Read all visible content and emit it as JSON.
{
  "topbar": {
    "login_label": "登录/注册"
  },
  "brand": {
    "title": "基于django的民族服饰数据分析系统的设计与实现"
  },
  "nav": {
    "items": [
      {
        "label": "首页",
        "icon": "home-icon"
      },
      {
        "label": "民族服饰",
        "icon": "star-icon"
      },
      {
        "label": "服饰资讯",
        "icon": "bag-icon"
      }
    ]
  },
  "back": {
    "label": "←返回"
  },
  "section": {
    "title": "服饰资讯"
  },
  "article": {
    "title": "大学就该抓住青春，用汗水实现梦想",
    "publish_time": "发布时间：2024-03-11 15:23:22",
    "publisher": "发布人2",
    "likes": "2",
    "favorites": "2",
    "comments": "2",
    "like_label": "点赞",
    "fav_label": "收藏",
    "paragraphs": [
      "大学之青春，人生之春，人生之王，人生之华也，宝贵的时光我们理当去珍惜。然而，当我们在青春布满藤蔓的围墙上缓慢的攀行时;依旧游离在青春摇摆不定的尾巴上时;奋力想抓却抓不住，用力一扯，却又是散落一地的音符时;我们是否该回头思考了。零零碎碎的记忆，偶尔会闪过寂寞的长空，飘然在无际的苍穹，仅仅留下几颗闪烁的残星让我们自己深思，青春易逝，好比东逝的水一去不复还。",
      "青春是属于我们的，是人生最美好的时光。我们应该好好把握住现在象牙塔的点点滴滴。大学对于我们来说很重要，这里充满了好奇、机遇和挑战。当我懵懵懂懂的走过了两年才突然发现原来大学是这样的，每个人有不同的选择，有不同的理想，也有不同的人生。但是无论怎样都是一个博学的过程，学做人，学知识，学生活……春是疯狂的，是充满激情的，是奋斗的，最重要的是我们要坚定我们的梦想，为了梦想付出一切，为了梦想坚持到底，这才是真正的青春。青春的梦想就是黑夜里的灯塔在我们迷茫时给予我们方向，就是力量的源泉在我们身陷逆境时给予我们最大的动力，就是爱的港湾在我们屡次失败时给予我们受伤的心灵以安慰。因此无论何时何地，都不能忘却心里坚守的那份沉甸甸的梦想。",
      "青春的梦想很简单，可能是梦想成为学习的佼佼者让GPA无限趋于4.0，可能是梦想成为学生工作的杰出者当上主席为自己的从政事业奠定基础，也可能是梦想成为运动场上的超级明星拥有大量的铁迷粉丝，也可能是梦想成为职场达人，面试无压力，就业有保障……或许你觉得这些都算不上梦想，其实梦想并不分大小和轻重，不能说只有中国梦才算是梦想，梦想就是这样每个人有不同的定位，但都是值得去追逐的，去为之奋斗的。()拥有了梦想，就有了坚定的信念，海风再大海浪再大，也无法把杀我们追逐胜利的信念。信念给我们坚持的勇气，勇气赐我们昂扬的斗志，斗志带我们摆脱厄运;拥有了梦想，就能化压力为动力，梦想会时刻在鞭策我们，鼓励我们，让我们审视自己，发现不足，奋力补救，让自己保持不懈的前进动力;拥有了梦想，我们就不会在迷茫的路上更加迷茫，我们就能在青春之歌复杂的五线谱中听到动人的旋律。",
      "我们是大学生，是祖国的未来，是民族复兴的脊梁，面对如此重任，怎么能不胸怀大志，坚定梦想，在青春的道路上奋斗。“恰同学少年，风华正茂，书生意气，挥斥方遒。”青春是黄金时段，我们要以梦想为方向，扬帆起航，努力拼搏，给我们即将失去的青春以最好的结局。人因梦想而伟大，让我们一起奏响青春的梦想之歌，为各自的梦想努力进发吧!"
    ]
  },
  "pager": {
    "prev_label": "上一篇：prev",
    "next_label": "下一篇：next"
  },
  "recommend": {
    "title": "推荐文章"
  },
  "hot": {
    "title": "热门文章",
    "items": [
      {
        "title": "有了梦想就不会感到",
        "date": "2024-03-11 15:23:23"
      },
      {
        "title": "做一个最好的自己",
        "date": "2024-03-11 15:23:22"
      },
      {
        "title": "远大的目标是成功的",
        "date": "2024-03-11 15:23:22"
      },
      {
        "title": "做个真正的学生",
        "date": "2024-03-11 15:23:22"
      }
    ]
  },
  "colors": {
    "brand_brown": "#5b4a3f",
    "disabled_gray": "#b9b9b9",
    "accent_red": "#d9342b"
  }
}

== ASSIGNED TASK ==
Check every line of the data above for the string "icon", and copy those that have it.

== EXERCISE OUTPUT ==
        "icon": "home-icon"
        "icon": "star-icon"
        "icon": "bag-icon"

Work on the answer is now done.